“Solitaire” is another quiet track at first, but one with more of the electronic/house feeling to the vocals. It speaks to Marina’s uniqueness and wanting to stand out among similar things. It’s full of great similes in the lyrics, and shows off more of the variety in her vocals as they go from low to high notes.
“Better Than That” is upbeat, but has a rock vibe to it that I like. It definitely catches your attention from the beginning of the track to the end. It speaks to doing better in life than moving from one one night stand to another, a constant heartbreak happening again and again willingly. “Weeds” speaks to the almost-immortality of relationships, how exes can stay in your heart for years after the relationship has ended and how that can screw up current loves. It speaks to those loves that you think you’ve moved on from, only to find that you never really did. Marina’s vocals soar on this track, showing both her range as well as that beautiful vulnerability.
“Savages” speaks to the evilness of the human race, the things we do to succeed in life, and the cost that that comes at. It wonders if we will ever change or if we’ll keep doing the horrible things we do until we’re destroyed. We’re not as evolved as we think, hiding our savagery behind civility and pretending that everything’s okay. This seems a bit more reminiscent of her songs on Family Jewels but it fits fine where it is. There’s great lyrical movement throughout this song and it definitely gets you thinking on the status of the world.
Lastly, “Immortal” carries that same heavy, softness to it that “Happy” does. It speaks about wanting to leave a lasting impression on the world, wanting to be remembered, and having a reason to live. This is a beautiful track, an excellent way to end the album, and it’s both mournful and celebratory. When you listen to the album on repeat (as I did) this also leads perfectly back into “Happy” so it comes full circle.
If I had to create a genre for Marina and the Diamond’s work it would be called tragedy-pop, because while the songs are often upbeat and have a catchy hook the lyrics always reveal a deeper theme or meaning that isn’t present in a lot of today’s music. Marina’s range and ability to convey every emotion with her voice are some of her strongest abilities, but it’s also worthwhile to note that she wrote every single song on this album. That’s another thing that makes her unique in this collaboration world, and I love her for it.
Do I recommend this album? Yes. Definitely. But I think to fully understand and appreciate Marina’s work on this album you have to go back to Family Jewels and work your way up to this, because it shows how much she’s changed not only as an artist but also as a person struggling to make it and be happy in today’s music industry.
Best Song: “Happy” because a lot of people have commented on how it’s helped them with their depression and I’d have to agree.
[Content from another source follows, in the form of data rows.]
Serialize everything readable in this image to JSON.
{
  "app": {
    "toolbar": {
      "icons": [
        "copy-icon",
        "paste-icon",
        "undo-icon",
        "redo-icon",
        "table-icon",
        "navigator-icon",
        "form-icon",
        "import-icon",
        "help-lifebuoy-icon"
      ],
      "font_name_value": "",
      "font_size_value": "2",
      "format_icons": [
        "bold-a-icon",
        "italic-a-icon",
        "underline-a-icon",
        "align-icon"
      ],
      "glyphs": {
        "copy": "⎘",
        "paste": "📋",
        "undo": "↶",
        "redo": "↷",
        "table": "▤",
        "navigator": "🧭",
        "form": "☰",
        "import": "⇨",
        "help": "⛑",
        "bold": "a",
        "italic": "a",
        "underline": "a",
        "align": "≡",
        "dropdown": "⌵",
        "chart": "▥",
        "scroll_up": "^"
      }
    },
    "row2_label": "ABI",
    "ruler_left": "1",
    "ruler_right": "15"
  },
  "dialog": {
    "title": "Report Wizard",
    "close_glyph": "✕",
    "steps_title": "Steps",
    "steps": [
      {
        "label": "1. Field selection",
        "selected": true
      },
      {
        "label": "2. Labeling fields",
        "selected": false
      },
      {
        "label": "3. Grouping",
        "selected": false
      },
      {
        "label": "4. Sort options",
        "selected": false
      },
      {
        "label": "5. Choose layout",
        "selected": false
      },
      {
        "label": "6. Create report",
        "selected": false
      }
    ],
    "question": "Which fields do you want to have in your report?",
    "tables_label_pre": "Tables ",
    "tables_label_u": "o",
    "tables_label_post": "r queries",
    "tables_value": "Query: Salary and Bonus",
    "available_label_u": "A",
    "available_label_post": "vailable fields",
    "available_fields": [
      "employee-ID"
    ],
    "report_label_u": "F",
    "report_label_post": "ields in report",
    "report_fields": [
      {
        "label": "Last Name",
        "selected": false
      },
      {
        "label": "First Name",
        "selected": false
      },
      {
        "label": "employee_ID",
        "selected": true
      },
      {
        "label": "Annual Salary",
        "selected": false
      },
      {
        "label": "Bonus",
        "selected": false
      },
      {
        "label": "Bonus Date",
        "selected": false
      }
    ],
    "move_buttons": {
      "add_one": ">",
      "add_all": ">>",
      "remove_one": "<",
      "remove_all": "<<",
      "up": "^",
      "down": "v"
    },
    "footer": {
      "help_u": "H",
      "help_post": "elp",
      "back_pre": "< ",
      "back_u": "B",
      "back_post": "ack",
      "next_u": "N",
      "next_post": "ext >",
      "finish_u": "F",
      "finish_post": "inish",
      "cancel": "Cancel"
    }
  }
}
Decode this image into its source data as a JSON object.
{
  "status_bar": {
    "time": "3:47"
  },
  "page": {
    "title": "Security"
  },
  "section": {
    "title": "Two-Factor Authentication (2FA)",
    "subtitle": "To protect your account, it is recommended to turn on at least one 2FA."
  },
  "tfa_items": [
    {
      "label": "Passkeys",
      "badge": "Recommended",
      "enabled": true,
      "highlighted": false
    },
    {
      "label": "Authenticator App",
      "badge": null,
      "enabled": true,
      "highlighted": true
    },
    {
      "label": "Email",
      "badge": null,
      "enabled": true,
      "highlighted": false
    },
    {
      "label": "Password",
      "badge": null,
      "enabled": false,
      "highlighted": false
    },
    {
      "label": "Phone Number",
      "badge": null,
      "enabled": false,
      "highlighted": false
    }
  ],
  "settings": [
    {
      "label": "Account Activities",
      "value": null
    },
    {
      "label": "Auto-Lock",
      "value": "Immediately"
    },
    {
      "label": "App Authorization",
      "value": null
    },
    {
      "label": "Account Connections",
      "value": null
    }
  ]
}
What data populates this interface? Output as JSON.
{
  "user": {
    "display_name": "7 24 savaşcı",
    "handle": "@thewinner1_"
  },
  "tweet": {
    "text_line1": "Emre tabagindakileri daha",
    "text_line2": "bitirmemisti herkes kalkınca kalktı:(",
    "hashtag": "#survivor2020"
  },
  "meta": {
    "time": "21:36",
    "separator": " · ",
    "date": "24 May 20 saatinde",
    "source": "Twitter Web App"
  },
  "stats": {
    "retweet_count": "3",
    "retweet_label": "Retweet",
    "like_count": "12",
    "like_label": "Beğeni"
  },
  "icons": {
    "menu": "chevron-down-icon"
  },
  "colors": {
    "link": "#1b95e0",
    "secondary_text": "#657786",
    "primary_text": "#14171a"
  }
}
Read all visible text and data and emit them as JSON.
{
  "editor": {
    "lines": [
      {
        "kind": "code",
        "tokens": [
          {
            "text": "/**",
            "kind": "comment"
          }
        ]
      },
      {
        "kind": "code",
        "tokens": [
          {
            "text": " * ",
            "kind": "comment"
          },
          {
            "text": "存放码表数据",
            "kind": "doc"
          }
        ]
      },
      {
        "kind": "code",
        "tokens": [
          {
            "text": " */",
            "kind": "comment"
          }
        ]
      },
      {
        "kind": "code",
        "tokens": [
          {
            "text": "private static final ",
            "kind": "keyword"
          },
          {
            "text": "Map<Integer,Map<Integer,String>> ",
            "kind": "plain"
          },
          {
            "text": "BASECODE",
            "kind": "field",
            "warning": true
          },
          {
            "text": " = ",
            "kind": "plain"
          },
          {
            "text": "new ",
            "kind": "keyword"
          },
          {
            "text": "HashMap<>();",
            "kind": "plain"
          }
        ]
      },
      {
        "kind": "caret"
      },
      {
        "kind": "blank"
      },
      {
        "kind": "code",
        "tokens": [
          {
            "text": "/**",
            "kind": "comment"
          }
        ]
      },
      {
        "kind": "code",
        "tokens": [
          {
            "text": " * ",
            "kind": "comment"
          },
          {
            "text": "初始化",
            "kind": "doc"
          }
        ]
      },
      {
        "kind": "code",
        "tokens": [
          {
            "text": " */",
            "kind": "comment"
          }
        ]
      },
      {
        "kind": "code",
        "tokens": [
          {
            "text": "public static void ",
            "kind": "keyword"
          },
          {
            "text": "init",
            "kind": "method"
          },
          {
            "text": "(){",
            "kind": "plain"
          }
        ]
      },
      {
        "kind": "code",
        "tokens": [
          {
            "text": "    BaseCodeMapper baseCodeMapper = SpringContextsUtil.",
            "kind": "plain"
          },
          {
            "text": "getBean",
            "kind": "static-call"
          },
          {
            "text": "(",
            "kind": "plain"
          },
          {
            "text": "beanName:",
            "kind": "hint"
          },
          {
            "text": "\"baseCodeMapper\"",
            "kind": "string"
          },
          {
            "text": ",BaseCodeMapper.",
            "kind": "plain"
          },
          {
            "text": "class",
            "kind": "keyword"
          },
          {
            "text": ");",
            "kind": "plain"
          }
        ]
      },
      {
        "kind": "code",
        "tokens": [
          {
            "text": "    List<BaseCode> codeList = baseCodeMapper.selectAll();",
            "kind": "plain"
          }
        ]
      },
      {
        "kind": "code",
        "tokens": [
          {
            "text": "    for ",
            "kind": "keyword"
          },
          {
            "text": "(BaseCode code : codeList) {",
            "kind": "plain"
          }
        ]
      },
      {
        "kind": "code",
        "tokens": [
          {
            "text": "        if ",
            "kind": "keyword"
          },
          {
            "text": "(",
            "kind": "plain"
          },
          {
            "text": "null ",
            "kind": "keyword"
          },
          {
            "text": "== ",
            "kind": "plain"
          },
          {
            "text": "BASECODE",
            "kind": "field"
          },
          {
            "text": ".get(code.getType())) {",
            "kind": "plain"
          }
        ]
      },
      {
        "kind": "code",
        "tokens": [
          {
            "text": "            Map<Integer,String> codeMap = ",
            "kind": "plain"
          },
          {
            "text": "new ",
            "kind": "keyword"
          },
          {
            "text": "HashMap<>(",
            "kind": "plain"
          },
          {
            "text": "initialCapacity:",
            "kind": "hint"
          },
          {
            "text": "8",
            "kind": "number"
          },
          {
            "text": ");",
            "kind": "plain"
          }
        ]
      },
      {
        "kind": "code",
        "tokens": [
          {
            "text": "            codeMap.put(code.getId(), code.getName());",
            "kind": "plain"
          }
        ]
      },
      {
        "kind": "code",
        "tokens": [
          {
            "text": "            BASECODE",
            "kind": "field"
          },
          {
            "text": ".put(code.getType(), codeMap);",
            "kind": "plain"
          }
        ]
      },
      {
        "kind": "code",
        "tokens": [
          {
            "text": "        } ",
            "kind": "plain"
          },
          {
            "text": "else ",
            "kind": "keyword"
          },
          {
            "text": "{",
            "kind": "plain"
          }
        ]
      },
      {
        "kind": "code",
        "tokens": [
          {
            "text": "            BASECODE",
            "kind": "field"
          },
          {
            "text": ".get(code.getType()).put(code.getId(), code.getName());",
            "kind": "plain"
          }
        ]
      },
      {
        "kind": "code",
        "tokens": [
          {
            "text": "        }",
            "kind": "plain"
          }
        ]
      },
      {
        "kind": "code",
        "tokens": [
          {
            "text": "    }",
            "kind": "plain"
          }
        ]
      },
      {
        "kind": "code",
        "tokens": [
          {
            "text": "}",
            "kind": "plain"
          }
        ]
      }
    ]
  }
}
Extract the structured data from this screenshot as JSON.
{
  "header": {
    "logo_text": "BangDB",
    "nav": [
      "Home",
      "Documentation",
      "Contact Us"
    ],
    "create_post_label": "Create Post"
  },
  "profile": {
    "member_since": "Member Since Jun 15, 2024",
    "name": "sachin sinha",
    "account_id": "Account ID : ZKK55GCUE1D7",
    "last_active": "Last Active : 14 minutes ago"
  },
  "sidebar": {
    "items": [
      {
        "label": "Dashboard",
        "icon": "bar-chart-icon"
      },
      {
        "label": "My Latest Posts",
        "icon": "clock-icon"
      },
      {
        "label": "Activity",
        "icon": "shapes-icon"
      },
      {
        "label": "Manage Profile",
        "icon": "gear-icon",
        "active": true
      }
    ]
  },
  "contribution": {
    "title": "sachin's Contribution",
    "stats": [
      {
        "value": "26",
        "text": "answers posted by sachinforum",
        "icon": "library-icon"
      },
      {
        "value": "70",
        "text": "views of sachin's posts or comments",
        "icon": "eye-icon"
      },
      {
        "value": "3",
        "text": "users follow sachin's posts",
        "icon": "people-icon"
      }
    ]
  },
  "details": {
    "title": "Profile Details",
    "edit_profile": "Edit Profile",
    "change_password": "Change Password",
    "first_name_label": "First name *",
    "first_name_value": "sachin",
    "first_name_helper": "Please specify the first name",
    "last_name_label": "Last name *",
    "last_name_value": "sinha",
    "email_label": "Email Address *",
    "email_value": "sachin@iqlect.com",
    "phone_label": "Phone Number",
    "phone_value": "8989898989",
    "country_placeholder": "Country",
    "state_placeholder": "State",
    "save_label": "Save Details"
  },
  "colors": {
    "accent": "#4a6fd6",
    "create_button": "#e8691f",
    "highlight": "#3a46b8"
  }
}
It’s also a beautiful song, a wonderful album opener, and an attention getter.
Least Best Song: “Gold” because while I appreciate and like its message, it’s one of the tracks that I just listen to instead of jamming or feeling. It lacks a lot of the emotion or energy that’s present in the other songs, even if it’s still a good track.